Last Sunday night, Kendrick Lamar briefly crashed the Internet by issuing To Pimp a Butterfly a week early on iTunes and multiple streaming services. His Top Dawg Entertainment management protested loudly at Interscope “fucking up” the release. But since the well-timed leak merrily coincided with a Rolling Stone cover story, one can safely assume that the world heard Kendrick’s third album (fourth if you count his Overly Dedicated mixtape) as planned.
Days later, it’s clear that Kendrick’s newest Great American Hip-Hop Novel resists quick absorption. To Pimp a Butterfly has been celebrated as a meditation on blackness as pigmentation and mind state (see Clover Hope’s Jezebel.com essay “The Overwhelming Blackness of Kendrick Lamar’s Butterfly”), and noted as a parable of celebrity sin and spiritual renewal (a la Joe Coscarelli’s New York Times profile “Kendrick Lamar on His New Album and the Weight of Clarity”). It has been dissected into helpful track-by-track guides, and sample guides, virtual Cliff Notes for an album in which Kendrick’s performance is as crucial as the themes he conveys.
Eminem should have picked a different title for The Marshall Mathers LP2. On its 2000 predecessor, he plumbed the ugly depths of the male ID with anguished ferocity, giving voice to blasphemous dreams of criminality and murder. He created a fictional character, “Stan,” that so vividly captured how we the audience – and hip-hop fans in particular – mistake complex rap lyrics for pure autobiography that it has become shorthand for a kind of perverse idolatry. Eminem tried to repeat that performance for many years afterward, or at least live up to it, by wearing us down with increasingly hammy shock tactics. It wasn’t until he repositioned himself as a man who employs self-help jargon to prove his decency in 2010’s Recovery that he found a credible follow-up.

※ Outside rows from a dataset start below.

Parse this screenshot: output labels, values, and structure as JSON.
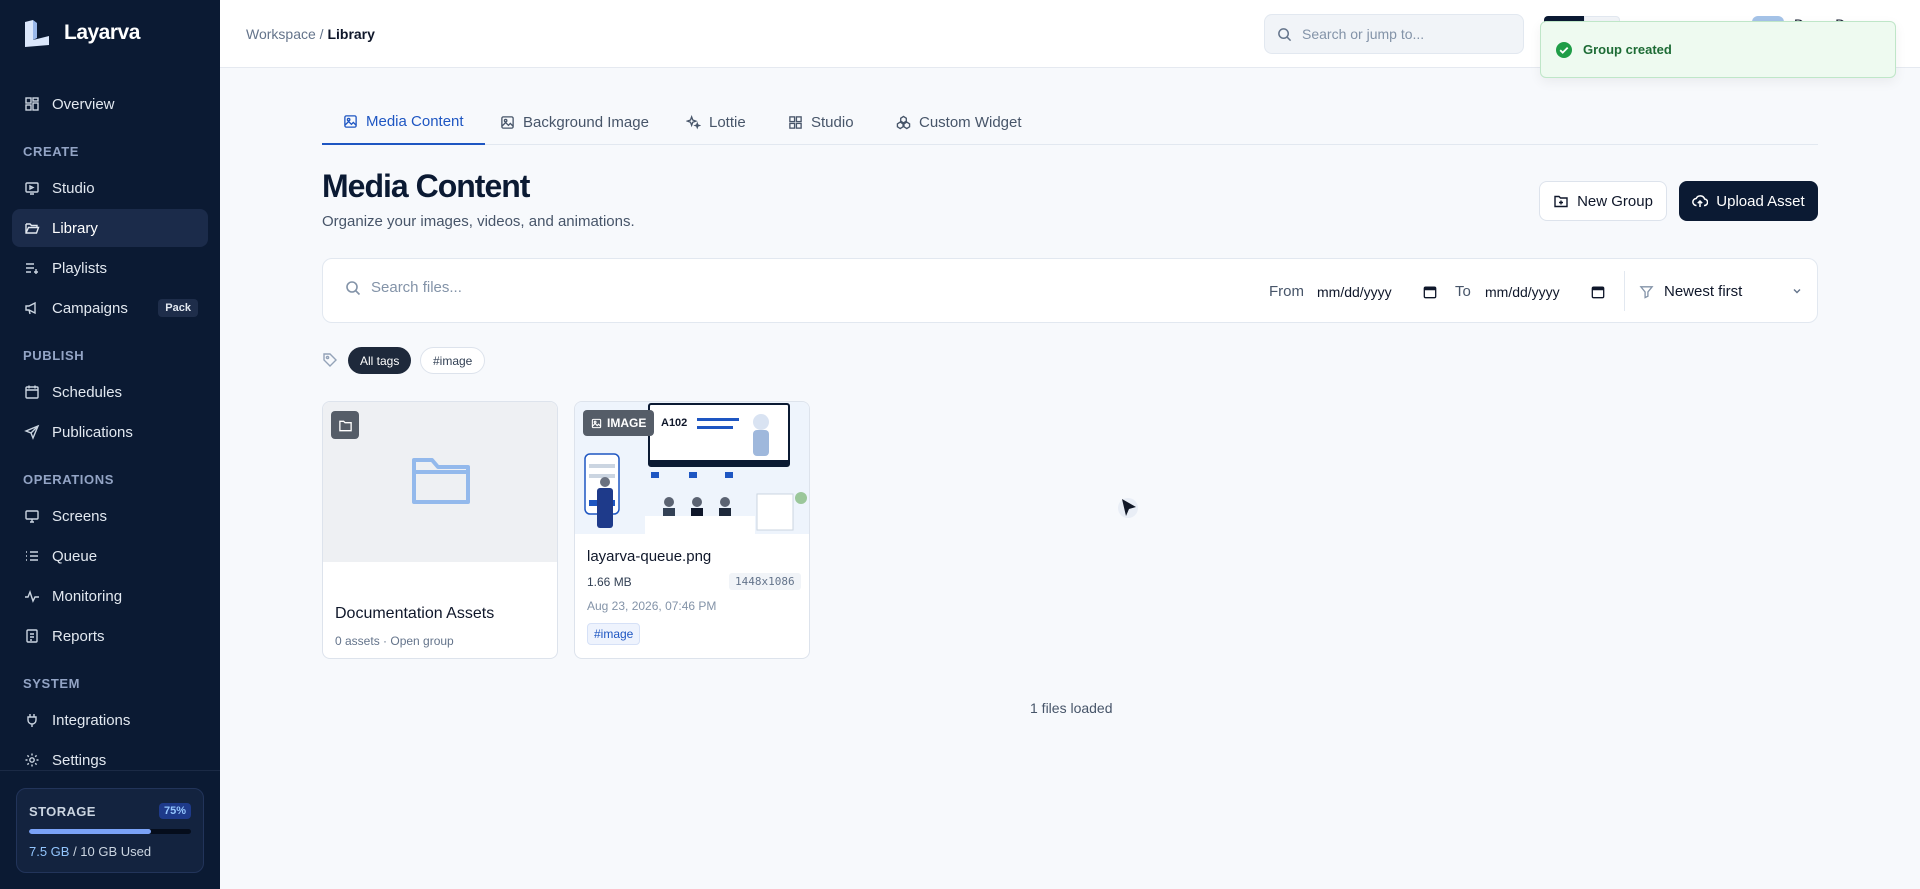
{
  "app": {
    "name": "Layarva"
  },
  "sidebar": {
    "overview": "Overview",
    "sections": {
      "create": "CREATE",
      "publish": "PUBLISH",
      "operations": "OPERATIONS",
      "system": "SYSTEM"
    },
    "items": {
      "studio": "Studio",
      "library": "Library",
      "playlists": "Playlists",
      "campaigns": "Campaigns",
      "campaigns_badge": "Pack",
      "schedules": "Schedules",
      "publications": "Publications",
      "screens": "Screens",
      "queue": "Queue",
      "monitoring": "Monitoring",
      "reports": "Reports",
      "integrations": "Integrations",
      "settings": "Settings"
    },
    "storage": {
      "label": "STORAGE",
      "percent": "75%",
      "fill_fraction": 0.75,
      "used": "7.5 GB",
      "rest": " / 10 GB Used"
    }
  },
  "header": {
    "breadcrumb_root": "Workspace",
    "breadcrumb_sep": " / ",
    "breadcrumb_current": "Library",
    "search_placeholder": "Search or jump to...",
    "user_name": "Demo Desc"
  },
  "toast": {
    "message": "Group created"
  },
  "tabs": [
    "Media Content",
    "Background Image",
    "Lottie",
    "Studio",
    "Custom Widget"
  ],
  "page": {
    "title": "Media Content",
    "subtitle": "Organize your images, videos, and animations.",
    "new_group": "New Group",
    "upload_asset": "Upload Asset"
  },
  "filters": {
    "search_placeholder": "Search files...",
    "from_label": "From",
    "from_value": "mm/dd/yyyy",
    "to_label": "To",
    "to_value": "mm/dd/yyyy",
    "sort": "Newest first"
  },
  "tags": {
    "all": "All tags",
    "image": "#image"
  },
  "cards": {
    "folder": {
      "title": "Documentation Assets",
      "meta": "0 assets · Open group"
    },
    "image": {
      "badge": "IMAGE",
      "title": "layarva-queue.png",
      "size": "1.66 MB",
      "dims": "1448x1086",
      "date": "Aug 23, 2026, 07:46 PM",
      "tag": "#image",
      "thumb_text": "A102"
    }
  },
  "footer": {
    "files_loaded": "1 files loaded"
  },
  "colors": {
    "sidebar": "#0b1a33",
    "accent": "#1e56c2",
    "toast_bg": "#eefaf0",
    "success": "#1f9d47"
  }
}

On You’re Dead!, Steven “Flying Lotus” Ellison revisits the mysteries of the afterlife. His 2008 album Los Angeles concluded with “Auntie’s Harp” and “Auntie’s Lock/Infinitum,” tributes to his late great-aunt, the spiritual jazz harpist Alice Coltrane. A second version of “Auntie’s Lock” was included on 2010’s Cosmogramma. 2012’s Until the Quiet Comes explored the human capacity to alter consciousness through dream-like journeys, with the title holding a double-meaning: the moment when REM sleep settles into a deep slumber, and when the body is fully at eternal rest.